Fact: Your Story Is Gonna Change

I am so fortunate to work in the Communications Department at Granger Community Church. I began volunteering in 2004 and eventually came on staff in 2006. Up until then I dabbled in web technologies, but it wasn’t until I had rubbed shoulders with the team here that I began to fully understand the intricacies involved in good story telling.

People like Kem Meyer and Jami Ruth have been instrumental in helping me understand,

Your story will look a little different depending on where you tell it.

We don’t have hard and fast rules about this, but I think it could be summarized like this:

Mobile Devices: Just the facts, some interactivity and some bling

People use their mobile devices differently, but you could say that the majority of them are doing the following:

  • Looking for information quickly
  • Connecting and networking with other people
  • Listening to, playing or watching cool stuff

Because of this, things like dates, times, product availability, etc. should be easy to find and consume on the run. Link to your social media outlets and encourage people to get connected. Allow simple interactivity like short feedback forms, simple give online forms, share-this functionality etc. Podcasts, short video clips and apps are becoming more and more common in the mobile environment. Put your best stuff out there in mobile formats so people can consume it and share it easily.

Desktops & Notebooks: The facts with descriptions, interactivity and all the bling

When telling the story for standard online consumption you have a bit more flexibility. People are still looking for the facts, but are willing to spend a bit more time reading descriptions, summaries and supporting copy. They also expect that pages will be more graphical and interactive than on a mobile device. When a page has a lot of copy (requiring a page height of over 2000px or so) it can be helpful to create a PDF document that can be opened if the user requires this information. A good mantra:

Only show people what they need, but allow them access to the stuff they might need.

Allow people to interact in a variety of ways. Instead of linking away to your social media outlets, try pulling that content in. Encourage interaction on your site along with discussion about your site in other places. Elicit feedback through web forms and allow people to sign up for stuff, purchase products or donate to your organization/company.

As Internet connection speeds increase, we have more and more freedom in the “bling” we can distribute. At this point, make all your media available (podcasts, video clips, full length video, photo galleries, etc.). People will literally sit down and watch a 45 minute video on your site if it is done well and they find it helpful.

Print Materials: The facts with descriptions and URL’s
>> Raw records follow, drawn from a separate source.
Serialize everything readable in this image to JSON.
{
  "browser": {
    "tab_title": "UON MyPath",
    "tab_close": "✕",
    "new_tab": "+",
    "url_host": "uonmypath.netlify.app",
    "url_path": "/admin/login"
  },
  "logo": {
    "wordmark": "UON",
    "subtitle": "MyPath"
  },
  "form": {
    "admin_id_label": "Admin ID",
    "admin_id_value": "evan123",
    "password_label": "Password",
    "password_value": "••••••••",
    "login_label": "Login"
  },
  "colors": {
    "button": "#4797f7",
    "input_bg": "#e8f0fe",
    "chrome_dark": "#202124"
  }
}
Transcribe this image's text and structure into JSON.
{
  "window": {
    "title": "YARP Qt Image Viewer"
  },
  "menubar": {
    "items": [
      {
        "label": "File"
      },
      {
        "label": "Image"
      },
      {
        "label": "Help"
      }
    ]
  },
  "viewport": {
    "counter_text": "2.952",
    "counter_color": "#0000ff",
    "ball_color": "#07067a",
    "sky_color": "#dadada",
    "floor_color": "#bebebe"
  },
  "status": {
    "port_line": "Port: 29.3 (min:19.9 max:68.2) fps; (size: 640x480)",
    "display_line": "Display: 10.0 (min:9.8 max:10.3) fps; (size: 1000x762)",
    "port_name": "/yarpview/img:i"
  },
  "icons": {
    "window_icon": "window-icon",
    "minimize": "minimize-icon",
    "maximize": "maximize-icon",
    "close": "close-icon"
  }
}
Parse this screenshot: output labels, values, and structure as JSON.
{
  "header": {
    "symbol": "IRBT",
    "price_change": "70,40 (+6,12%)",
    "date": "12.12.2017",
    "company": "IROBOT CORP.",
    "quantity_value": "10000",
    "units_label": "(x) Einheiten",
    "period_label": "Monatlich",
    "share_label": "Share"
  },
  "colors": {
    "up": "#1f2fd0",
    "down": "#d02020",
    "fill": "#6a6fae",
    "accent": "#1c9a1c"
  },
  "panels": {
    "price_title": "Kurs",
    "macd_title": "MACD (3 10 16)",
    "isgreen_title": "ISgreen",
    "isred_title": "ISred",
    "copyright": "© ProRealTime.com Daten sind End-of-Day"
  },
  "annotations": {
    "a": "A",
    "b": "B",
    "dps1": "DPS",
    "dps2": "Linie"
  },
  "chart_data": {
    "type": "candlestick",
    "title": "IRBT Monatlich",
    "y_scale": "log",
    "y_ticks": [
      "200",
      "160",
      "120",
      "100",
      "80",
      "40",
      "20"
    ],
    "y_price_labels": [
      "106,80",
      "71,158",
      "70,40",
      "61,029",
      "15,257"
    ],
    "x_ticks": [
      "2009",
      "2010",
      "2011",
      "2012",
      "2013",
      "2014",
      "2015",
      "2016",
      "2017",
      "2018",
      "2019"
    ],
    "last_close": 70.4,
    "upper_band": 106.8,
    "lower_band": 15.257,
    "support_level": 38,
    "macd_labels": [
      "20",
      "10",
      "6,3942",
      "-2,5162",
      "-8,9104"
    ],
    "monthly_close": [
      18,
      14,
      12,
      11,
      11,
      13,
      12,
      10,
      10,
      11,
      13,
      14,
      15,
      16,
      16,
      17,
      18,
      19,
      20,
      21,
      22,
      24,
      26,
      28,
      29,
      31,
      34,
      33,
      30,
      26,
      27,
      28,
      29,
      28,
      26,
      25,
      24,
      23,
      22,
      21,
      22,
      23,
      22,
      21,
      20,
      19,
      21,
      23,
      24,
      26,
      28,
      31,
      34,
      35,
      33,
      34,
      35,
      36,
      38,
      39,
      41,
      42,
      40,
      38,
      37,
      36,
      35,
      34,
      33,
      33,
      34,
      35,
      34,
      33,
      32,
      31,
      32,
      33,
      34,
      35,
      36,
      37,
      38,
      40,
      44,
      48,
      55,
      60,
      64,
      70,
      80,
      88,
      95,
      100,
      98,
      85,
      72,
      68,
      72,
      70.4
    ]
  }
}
Print is an interesting medium, but hard to to make global statements about. You have things like postcards which may have dates, times and descriptions and are meant to be thrown away after the fact. Then you have handouts which might have a longer shelf life and won’t include dates and times that would go stale. Or you may have documents meant to fully describe a product or service. These could live as long as the product or service exists.

The problem with print materials is that they are old the minute the ink dries. There is no fixing a spelling error, or editing the copy to make it more up to date. Because of this the most important thing to remember about a print piece is the URL. Make sure to describe something in general terms and give a URL to your website for more information. There may not be a lot more information, but it will be the correct information.

Face-to-face Communication: Tell them everything

There is no getting around the fact that the best way to communicate is face-to-face. If a person has questions and you have answers, there should be few barriers to them getting the information they are looking for. It may not have the polish of a glossy print piece or the emotional impact of a touching media, but there are limitless possibilities in this form of interaction.

Of course you have to factor in human error, personality conflict, poor communication styles, poor listening skills and all that jazz – but that’s another post entirely…